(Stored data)
- - -
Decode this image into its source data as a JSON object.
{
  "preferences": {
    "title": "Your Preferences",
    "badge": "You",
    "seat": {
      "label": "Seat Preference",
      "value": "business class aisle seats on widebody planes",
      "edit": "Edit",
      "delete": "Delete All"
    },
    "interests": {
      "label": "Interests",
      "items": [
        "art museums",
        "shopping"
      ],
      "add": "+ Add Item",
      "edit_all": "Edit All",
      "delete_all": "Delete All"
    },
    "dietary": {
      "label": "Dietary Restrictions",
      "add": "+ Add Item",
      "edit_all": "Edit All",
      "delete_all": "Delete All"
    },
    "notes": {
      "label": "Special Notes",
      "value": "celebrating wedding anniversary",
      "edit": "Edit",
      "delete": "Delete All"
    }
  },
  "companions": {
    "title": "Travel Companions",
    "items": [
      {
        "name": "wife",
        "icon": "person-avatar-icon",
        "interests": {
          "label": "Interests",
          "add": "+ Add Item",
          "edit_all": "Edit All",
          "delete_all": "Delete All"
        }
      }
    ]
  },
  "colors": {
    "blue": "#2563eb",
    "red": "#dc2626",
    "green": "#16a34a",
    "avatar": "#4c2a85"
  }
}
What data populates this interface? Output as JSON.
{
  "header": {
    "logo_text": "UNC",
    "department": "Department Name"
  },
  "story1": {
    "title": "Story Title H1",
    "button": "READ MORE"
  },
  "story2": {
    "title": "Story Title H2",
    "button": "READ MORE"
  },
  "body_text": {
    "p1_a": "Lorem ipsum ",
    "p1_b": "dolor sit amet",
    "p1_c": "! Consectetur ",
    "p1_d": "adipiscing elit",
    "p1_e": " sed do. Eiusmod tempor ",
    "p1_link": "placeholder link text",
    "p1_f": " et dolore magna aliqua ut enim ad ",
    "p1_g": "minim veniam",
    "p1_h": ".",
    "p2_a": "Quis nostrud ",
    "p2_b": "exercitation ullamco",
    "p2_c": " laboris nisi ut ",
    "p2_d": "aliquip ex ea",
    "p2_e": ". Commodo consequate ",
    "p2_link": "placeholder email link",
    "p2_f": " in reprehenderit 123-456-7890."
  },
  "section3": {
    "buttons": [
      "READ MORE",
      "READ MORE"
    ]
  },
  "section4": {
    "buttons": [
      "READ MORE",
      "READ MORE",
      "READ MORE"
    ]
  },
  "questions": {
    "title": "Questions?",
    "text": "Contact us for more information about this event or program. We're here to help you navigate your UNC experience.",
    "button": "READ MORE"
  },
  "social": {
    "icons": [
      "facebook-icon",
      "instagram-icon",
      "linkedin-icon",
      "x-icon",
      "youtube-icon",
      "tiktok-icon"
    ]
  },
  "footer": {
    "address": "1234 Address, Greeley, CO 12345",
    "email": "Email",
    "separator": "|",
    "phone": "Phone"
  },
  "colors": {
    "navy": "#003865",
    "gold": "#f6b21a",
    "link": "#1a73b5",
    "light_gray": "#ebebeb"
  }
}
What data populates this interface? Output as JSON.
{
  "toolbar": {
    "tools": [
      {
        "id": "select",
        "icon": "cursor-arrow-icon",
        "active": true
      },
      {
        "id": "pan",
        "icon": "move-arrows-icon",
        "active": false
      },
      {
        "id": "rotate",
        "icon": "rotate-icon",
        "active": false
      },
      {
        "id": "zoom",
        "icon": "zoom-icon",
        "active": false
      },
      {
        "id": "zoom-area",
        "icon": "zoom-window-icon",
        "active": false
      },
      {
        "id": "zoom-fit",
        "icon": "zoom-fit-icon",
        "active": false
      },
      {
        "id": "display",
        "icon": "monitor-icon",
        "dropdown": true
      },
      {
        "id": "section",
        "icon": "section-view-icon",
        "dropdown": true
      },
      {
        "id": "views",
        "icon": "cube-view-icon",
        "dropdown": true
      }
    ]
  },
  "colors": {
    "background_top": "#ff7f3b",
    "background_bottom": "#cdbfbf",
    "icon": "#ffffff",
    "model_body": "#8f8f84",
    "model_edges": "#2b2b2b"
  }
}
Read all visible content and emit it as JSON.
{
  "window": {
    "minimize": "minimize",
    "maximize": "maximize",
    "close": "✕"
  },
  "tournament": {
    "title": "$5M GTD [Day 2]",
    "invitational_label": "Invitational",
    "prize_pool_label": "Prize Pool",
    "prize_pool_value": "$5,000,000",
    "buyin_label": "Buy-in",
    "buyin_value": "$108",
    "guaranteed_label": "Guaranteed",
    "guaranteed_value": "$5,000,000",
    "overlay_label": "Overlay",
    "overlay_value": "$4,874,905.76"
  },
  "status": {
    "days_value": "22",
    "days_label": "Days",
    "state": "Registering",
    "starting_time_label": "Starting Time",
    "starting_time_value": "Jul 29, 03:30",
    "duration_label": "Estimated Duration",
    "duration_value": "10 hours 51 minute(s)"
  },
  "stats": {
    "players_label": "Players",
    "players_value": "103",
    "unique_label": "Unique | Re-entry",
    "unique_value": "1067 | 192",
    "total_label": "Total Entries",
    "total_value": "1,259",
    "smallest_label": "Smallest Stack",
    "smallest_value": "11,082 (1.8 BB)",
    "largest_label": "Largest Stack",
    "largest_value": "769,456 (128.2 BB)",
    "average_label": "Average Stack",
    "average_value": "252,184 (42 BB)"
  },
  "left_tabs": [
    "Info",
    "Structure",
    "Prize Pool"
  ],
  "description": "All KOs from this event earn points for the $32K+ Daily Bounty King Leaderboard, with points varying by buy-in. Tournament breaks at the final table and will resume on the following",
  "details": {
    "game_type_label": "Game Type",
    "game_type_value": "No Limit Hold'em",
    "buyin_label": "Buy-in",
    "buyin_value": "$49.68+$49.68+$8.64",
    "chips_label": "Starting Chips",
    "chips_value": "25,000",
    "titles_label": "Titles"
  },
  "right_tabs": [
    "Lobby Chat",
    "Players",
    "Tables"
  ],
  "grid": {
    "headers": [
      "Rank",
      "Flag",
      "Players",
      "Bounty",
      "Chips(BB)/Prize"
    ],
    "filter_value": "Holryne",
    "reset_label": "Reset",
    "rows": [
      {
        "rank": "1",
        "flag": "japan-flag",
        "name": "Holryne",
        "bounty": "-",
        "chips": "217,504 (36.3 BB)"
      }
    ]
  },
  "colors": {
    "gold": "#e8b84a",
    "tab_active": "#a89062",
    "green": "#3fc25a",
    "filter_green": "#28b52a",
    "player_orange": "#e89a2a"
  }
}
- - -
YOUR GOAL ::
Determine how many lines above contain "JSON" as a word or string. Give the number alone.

ANSWER SECTION ::
4